• _About this exercise_
Check every line of the entries that follow, and copy the ones containing "text".

─── Records shown ───

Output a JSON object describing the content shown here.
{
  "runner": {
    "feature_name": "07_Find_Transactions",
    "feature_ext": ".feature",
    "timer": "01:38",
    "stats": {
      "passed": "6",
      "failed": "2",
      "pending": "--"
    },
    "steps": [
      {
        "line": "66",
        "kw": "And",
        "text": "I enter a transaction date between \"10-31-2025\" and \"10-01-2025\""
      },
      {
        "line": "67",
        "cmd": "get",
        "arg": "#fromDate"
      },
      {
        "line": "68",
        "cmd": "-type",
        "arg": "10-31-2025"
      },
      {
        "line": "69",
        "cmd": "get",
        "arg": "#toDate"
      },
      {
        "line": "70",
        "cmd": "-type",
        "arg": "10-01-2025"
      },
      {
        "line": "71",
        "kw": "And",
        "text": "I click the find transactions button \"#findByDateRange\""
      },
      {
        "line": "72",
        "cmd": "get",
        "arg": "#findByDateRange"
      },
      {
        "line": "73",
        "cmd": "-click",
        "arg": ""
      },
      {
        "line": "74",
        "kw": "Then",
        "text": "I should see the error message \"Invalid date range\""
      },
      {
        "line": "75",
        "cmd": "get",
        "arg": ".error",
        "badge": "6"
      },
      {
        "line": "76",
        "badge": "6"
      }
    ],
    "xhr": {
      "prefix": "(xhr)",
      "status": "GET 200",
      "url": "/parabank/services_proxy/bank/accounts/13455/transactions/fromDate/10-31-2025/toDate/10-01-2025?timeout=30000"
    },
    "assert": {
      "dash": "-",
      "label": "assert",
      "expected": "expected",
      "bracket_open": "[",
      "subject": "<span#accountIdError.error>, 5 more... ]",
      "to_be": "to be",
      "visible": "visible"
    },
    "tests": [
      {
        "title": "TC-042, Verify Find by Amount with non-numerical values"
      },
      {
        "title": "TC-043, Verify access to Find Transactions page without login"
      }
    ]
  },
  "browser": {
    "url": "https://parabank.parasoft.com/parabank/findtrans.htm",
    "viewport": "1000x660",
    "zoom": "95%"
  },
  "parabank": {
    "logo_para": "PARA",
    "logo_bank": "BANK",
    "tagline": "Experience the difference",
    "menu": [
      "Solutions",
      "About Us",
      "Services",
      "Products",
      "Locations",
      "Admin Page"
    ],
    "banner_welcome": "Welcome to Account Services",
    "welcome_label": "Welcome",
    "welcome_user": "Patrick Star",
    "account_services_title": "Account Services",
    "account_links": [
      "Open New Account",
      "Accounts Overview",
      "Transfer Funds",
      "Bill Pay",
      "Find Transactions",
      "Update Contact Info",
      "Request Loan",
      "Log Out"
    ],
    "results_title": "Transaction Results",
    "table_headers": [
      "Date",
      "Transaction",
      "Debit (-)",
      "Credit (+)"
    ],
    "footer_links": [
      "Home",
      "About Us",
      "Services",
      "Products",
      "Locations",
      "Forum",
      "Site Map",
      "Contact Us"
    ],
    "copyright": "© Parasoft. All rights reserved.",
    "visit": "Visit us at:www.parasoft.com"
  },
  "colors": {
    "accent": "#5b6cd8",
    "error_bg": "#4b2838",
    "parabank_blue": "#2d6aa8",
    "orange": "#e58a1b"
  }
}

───

• _Expected answer_
        "text": "I enter a transaction date between \"10-31-2025\" and \"10-01-2025\""
        "text": "I click the find transactions button \"#findByDateRange\""
        "text": "I should see the error message \"Invalid date range\""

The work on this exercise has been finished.